§ Assignment
All entries below need to be written out exactly, but without their pictures.
- - -
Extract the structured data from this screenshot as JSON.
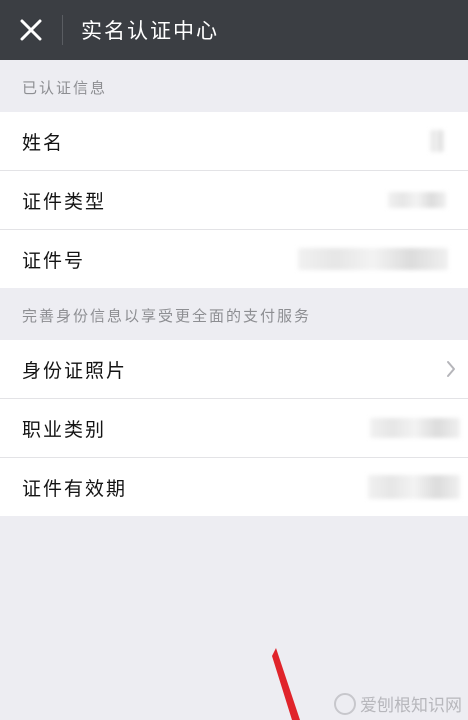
{
  "header": {
    "title": "实名认证中心",
    "close_icon": "close-icon"
  },
  "sections": [
    {
      "title": "已认证信息",
      "rows": [
        {
          "label": "姓名"
        },
        {
          "label": "证件类型"
        },
        {
          "label": "证件号"
        }
      ]
    },
    {
      "title": "完善身份信息以享受更全面的支付服务",
      "rows": [
        {
          "label": "身份证照片",
          "icon": "chevron-right-icon"
        },
        {
          "label": "职业类别"
        },
        {
          "label": "证件有效期"
        }
      ]
    }
  ],
  "watermark": {
    "text": "爱刨根知识网"
  },
  "colors": {
    "topbar": "#3b3e43",
    "background": "#ededf2",
    "arrow": "#e0242b"
  }
}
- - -
§ Task output
Extract the structured data from this screenshot as JSON.
{
  "header": {
    "title": "实名认证中心",
    "close_icon": "close-icon"
  },
  "sections": [
    {
      "title": "已认证信息",
      "rows": [
        {
          "label": "姓名"
        },
        {
          "label": "证件类型"
        },
        {
          "label": "证件号"
        }
      ]
    },
    {
      "title": "完善身份信息以享受更全面的支付服务",
      "rows": [
        {
          "label": "身份证照片",
          "icon": "chevron-right-icon"
        },
        {
          "label": "职业类别"
        },
        {
          "label": "证件有效期"
        }
      ]
    }
  ],
  "watermark": {
    "text": "爱刨根知识网"
  },
  "colors": {
    "topbar": "#3b3e43",
    "background": "#ededf2",
    "arrow": "#e0242b"
  }
}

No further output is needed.